**Description of the task:** Each entry below must be repeated exactly. Leave the pictures out of it.

**Dataset records:**
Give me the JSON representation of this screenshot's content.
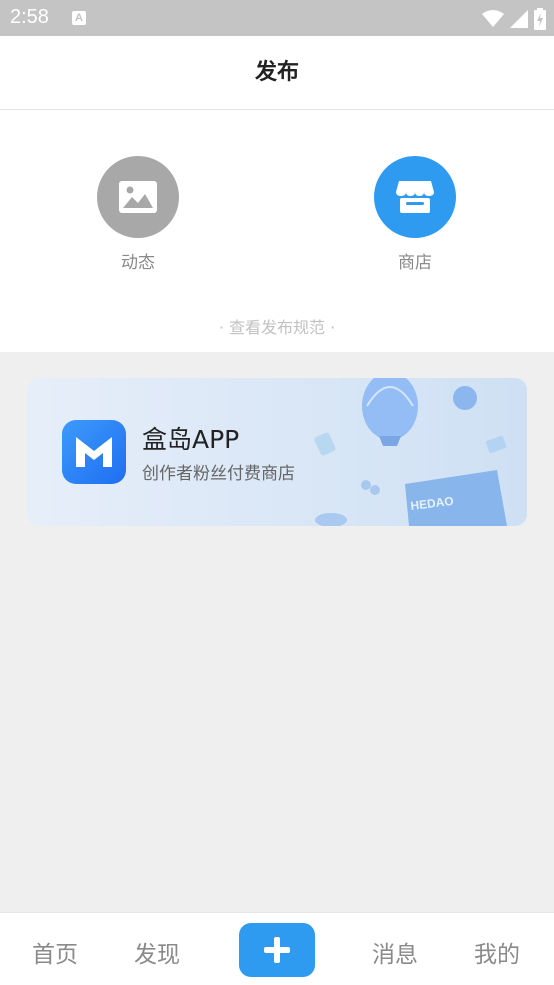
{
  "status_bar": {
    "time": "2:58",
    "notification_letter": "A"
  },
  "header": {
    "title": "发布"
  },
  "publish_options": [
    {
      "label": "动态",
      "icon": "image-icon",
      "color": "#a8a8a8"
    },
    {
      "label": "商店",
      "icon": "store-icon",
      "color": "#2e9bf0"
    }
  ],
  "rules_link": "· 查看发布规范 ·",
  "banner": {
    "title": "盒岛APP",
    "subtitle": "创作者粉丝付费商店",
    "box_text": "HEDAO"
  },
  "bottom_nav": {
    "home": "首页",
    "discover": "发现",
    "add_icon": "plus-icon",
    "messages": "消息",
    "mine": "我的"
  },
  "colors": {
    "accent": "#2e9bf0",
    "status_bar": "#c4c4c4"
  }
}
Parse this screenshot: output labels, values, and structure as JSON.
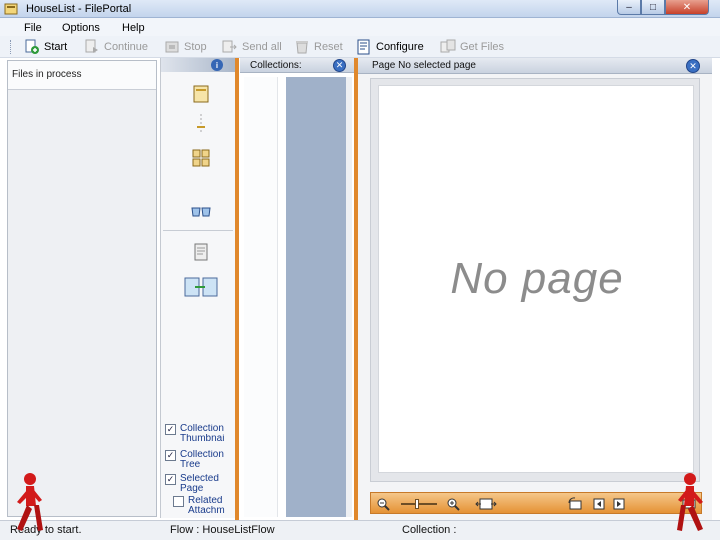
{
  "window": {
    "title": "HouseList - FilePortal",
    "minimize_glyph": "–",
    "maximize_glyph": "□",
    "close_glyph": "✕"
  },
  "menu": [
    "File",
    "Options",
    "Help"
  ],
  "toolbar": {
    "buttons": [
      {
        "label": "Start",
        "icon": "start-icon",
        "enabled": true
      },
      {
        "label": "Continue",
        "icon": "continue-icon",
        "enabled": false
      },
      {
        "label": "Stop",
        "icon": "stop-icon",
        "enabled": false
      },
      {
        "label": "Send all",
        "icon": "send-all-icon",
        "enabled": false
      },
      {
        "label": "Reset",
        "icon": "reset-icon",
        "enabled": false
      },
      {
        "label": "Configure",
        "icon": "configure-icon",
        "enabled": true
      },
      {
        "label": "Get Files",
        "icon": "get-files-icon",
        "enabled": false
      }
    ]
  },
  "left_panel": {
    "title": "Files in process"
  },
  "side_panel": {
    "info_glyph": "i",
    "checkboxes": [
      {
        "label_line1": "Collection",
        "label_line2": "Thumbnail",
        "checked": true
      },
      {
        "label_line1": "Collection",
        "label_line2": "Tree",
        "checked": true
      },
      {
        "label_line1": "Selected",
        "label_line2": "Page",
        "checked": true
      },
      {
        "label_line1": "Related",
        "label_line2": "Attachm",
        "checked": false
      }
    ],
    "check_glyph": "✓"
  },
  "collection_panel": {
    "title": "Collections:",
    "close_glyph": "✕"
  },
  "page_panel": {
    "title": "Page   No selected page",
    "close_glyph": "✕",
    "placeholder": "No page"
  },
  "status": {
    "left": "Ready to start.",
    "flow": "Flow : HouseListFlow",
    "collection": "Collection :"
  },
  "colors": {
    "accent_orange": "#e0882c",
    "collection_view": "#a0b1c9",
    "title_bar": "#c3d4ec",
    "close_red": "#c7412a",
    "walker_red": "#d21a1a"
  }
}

**Response below:**
Give me the JSON representation of this screenshot's content.
{
  "status_bar": {
    "time": "2:58",
    "notification_letter": "A"
  },
  "header": {
    "title": "发布"
  },
  "publish_options": [
    {
      "label": "动态",
      "icon": "image-icon",
      "color": "#a8a8a8"
    },
    {
      "label": "商店",
      "icon": "store-icon",
      "color": "#2e9bf0"
    }
  ],
  "rules_link": "· 查看发布规范 ·",
  "banner": {
    "title": "盒岛APP",
    "subtitle": "创作者粉丝付费商店",
    "box_text": "HEDAO"
  },
  "bottom_nav": {
    "home": "首页",
    "discover": "发现",
    "add_icon": "plus-icon",
    "messages": "消息",
    "mine": "我的"
  },
  "colors": {
    "accent": "#2e9bf0",
    "status_bar": "#c4c4c4"
  }
}
Parse this screenshot: output labels, values, and structure as JSON.
{
  "window": {
    "title": "HouseList - FilePortal",
    "minimize_glyph": "–",
    "maximize_glyph": "□",
    "close_glyph": "✕"
  },
  "menu": [
    "File",
    "Options",
    "Help"
  ],
  "toolbar": {
    "buttons": [
      {
        "label": "Start",
        "icon": "start-icon",
        "enabled": true
      },
      {
        "label": "Continue",
        "icon": "continue-icon",
        "enabled": false
      },
      {
        "label": "Stop",
        "icon": "stop-icon",
        "enabled": false
      },
      {
        "label": "Send all",
        "icon": "send-all-icon",
        "enabled": false
      },
      {
        "label": "Reset",
        "icon": "reset-icon",
        "enabled": false
      },
      {
        "label": "Configure",
        "icon": "configure-icon",
        "enabled": true
      },
      {
        "label": "Get Files",
        "icon": "get-files-icon",
        "enabled": false
      }
    ]
  },
  "left_panel": {
    "title": "Files in process"
  },
  "side_panel": {
    "info_glyph": "i",
    "checkboxes": [
      {
        "label_line1": "Collection",
        "label_line2": "Thumbnail",
        "checked": true
      },
      {
        "label_line1": "Collection",
        "label_line2": "Tree",
        "checked": true
      },
      {
        "label_line1": "Selected",
        "label_line2": "Page",
        "checked": true
      },
      {
        "label_line1": "Related",
        "label_line2": "Attachm",
        "checked": false
      }
    ],
    "check_glyph": "✓"
  },
  "collection_panel": {
    "title": "Collections:",
    "close_glyph": "✕"
  },
  "page_panel": {
    "title": "Page   No selected page",
    "close_glyph": "✕",
    "placeholder": "No page"
  },
  "status": {
    "left": "Ready to start.",
    "flow": "Flow : HouseListFlow",
    "collection": "Collection :"
  },
  "colors": {
    "accent_orange": "#e0882c",
    "collection_view": "#a0b1c9",
    "title_bar": "#c3d4ec",
    "close_red": "#c7412a",
    "walker_red": "#d21a1a"
  }
}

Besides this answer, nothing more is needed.